The Wilfa Svart grinder is a fantastic addition to your morning routine. It's what I use at home, and it is a brilliant grinder for those who don't want a workout every time they need coffee.
If you don't mind hand-grinding your coffee, the Hario Mini Mill PLUS is a brilliant piece of kit at a lower price.
Both of these grinders are burr grinders. This means they have two burrs, which grind against each other, producing a consistent grind size which is easily adjustable.
The Golden Rule of Grinding
If your coffee tastes sour, acidic or sharp, grind finer. If your coffee tastes bitter, dry or astringent, grind coarser.
Grinding for Cafetiere and Aeropress
Grinding for these brewers is quite simple. The reason the grind is so important is because it changes the total surface area of the coffee. The finer you grind, the greater the surface area. With a larger surface area, there is more coffee fully exposed to water, so a finer grind will extract more. Refer to the 'golden rule of grinding' to determine what you should set your grinder to.
Grinding for Pour-over
Grinding for pour-over brewers can be a little bit more complex, because the grind size will actually change the brew time. Think about water as an example. It'll flow through rocks very quickly, but it'll be slower going through sand, as there is less space between each particle. So grinding finer will extract more in two ways.

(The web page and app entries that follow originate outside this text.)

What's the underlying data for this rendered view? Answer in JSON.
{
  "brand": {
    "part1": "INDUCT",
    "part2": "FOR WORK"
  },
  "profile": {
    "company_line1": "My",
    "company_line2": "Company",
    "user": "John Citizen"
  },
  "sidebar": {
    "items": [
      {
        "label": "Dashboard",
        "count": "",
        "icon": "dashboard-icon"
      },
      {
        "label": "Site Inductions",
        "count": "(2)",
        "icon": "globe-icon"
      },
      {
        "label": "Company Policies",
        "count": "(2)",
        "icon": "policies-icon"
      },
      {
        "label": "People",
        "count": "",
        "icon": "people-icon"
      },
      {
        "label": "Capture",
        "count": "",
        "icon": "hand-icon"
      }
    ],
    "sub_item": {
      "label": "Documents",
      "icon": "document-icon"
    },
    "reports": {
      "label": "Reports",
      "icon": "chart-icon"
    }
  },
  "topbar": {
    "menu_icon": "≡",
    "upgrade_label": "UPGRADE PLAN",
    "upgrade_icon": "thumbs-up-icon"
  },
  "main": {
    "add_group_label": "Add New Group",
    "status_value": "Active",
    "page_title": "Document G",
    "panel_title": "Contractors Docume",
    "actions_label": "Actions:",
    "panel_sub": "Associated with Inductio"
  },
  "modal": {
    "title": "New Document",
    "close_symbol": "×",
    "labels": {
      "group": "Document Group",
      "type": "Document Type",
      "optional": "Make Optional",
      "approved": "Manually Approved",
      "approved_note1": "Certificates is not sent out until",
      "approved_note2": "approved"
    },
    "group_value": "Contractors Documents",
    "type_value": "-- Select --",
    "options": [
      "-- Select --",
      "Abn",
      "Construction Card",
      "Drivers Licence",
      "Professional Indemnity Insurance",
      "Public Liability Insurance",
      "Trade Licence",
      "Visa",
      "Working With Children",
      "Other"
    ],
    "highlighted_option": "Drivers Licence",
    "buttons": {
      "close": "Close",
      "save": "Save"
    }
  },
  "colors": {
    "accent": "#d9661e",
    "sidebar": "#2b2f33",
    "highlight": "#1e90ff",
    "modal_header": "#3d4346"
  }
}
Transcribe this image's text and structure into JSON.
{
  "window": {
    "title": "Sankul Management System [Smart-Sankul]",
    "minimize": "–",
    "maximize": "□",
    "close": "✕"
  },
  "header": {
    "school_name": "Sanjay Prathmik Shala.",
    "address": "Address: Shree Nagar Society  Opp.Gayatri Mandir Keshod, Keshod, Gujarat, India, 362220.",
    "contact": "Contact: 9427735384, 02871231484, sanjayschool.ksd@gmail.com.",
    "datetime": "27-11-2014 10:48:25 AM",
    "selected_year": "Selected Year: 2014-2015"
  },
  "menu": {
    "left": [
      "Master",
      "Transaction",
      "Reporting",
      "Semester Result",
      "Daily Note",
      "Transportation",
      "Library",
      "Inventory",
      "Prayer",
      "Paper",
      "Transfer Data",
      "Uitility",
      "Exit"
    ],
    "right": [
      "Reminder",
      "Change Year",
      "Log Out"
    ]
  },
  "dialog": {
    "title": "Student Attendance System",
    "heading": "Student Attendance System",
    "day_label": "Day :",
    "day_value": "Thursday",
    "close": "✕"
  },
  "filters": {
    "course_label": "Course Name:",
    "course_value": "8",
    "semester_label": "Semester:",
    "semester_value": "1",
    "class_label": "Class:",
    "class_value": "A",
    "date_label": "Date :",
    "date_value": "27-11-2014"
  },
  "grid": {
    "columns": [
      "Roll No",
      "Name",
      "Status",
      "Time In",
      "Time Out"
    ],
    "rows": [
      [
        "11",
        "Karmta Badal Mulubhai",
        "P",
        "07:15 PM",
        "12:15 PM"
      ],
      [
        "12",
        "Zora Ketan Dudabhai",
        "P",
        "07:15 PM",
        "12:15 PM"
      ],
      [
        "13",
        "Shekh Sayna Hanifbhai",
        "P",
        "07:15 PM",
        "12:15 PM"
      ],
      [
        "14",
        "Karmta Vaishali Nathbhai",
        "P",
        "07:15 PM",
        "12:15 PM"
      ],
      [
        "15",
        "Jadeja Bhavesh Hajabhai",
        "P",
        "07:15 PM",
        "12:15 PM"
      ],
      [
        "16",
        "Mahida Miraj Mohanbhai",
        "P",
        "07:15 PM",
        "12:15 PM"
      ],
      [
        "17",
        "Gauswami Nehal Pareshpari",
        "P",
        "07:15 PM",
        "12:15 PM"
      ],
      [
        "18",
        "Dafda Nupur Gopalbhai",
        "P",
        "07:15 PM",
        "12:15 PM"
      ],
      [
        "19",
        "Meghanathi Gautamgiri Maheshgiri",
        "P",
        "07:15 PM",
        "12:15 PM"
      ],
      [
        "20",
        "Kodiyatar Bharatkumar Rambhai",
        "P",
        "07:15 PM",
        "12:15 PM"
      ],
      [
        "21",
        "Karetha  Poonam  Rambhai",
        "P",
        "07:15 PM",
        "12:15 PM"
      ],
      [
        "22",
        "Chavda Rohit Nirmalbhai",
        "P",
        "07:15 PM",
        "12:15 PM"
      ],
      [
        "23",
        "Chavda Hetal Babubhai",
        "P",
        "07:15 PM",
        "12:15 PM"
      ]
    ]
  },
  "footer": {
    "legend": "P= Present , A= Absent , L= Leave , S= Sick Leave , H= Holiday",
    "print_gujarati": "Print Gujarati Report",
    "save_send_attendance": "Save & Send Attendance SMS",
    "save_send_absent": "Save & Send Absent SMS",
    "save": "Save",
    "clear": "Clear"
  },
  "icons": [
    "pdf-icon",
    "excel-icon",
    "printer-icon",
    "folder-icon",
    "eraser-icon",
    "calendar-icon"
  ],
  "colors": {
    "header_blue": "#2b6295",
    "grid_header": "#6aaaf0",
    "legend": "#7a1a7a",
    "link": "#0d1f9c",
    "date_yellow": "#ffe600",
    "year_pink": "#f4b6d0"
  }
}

Firstly it will increase the surface area, just like in our aeropress/cafetiere example.
Secondly, it will take longer to draw down. This increased contact time between the water and coffee helps to extract more.
To conclude, grinding finer will extract more, which is good until your coffee starts to taste dry, bitter and astringent.
As with any variable in coffee brewing, play around with it, find what works for you, and have fun making the best cup you can!
I'd love to hear your experiences with grind size. Drop me a message on Instagram @moonroastcoffee !
If you have any questions, leave a comment below.